Fall 2011 catwalk images from Style.com.

  • cary

    thank you for this! i feel the same way. almost as if there is a pressure to keep up with & remember it all! the shows start flooding online so fast that it’s hard to really embrace all of them. it’s true – there are so many collections presented now that i also find myself clicking through at a rapid pace just to get through it all.

    i am so happy to see someone have the same frustration! 

  • Jasper

    dreading to look at clothes? really? i’d understand if you had to sell them, or sew them, or design them, but just reviewing collections?  i’m sorry you dread having to look at clothes and then comment about them :/ but in perspective it sounds like you’re being whiny over something that’s pretty null. and don’t you (as do i and every other blogger) review collections at your own leisure anyway? 

  • Anonymous

    Ok, first of all, designing clothes, or selling them or sewing them is similar to reviewing them. They are all fashion indsutry jobs, and to be perfectly honest, I’d rather be the designer working until 3am every night before the shows (which I once was) then the editor having to travel to all four cities and see four weeks straight of shows. And yes, I do dread to look at clothes when it is fashion week and there are hundreds and hundreds of shows and events that one is meant to keep up with. It is simply too much. I feel that way, designers feel that way, and even editors feel that way. And reviews aren’t at my own leisure, if I ran my blog as a leisure project, I’d only review a few shows.

  • Costanza

    I fail to see how reviewing any one product involves the same labour as producing it, unless it honestly takes you months and months to produce the various reviews you’re posting (I assume not).  

    Like Jasper, I share the view that if you hate it that much, perhaps you should question why you’re doing it in the first place.  I find it incredulous that you imply that there is little choice in the matter: unless my assumptions are wrong (and they well could be), I presume you’ve started this blog under your own volition.  Perhaps you’re even making some coin off it by now and feel shackled to the proceeds.  But unless you have an editor making demands of you or have some unwavering editorial eye that the art world can’t live without, I fail to see how you have no choice in the matter.
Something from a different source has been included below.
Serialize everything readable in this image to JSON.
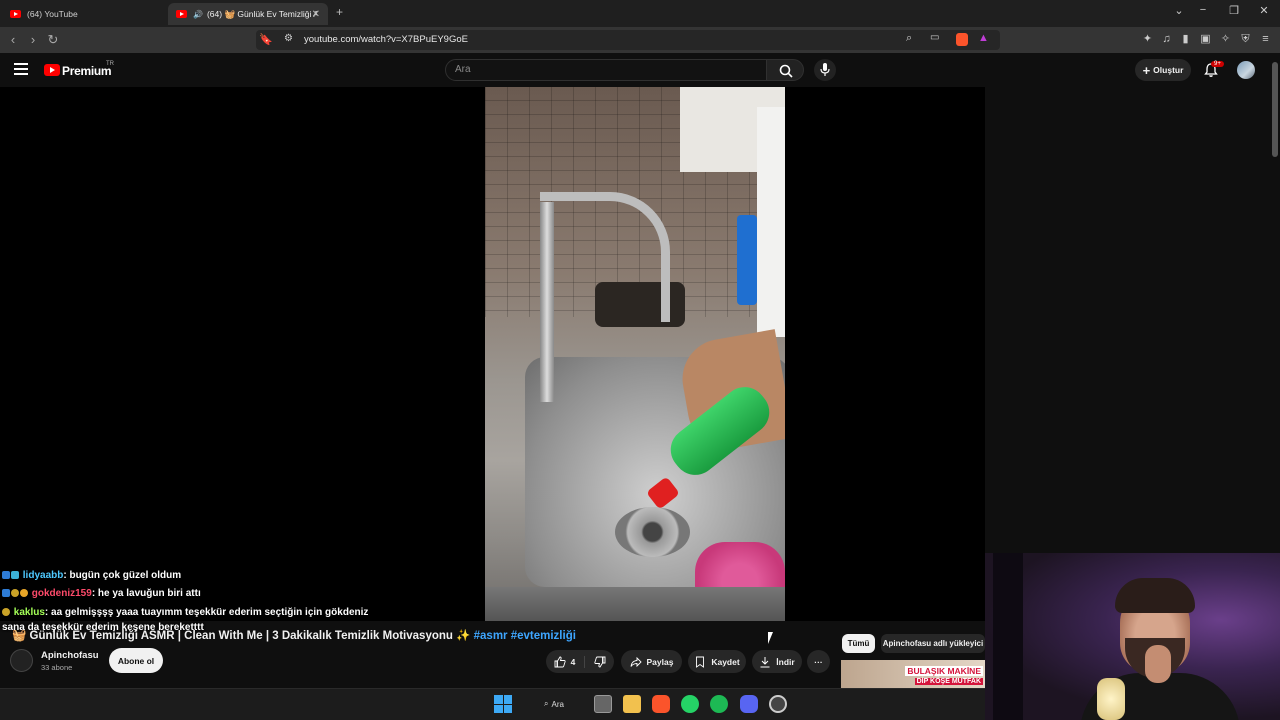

    It might be well worth it to remember that passion that started you on this career path in the first place.  If you find it hard to generate excitement on what are basically giant art exhibitions on a regular basis, then perhaps it’s time to find a new thing to be excited about.  ‘Cause reading these complaints is as tiresome for us as reviewing these shows seem to you.

  • Anonymous

    Reviewing a product most definitely does not require the same time as making one but working as a designer is a job, and being a writer is also a job (or in my case, being a writer and a lecturer.)
    And yes, I could just decide not to review the shows, but as this blog has become one of my jobs, I can’t suddenly decide to not do one of my most regular features. I take this blog seriously.
    To be credible as a blogger and a critic, I feel its important to know what is going on. But when there are a million things going on, there is a lot of pressure to see it all, or at least, a lot of it. If it were 50 shows, then that’s manageable. But there are 250 in NYC alone. It is too much for anyone to take in, and it is difficult to choose what is important and what isn’t.
    I am passionate about fashion, but it is not my life, it is my job. And so it is natural to complain when my job gets extremly hectic, and particularly when it gets more and more hectic every season. Very few people are thrilled and excited about their job everyday, and many are complaining about the ridiculous pace of the fashion industry right now.
    I don’t like that in your last paragraph you imply that because I am “passionate” about fashion, I shouldn’t complain about it. This is my career, and while I find it frustrating at times (like now), it doesn’t mean I should suddenly get up and change jobs. That would be ridiculous.
    Lastly, fashion shows are not like giant art exhibitions. They are not even close. Alexandra Suhner Isenberg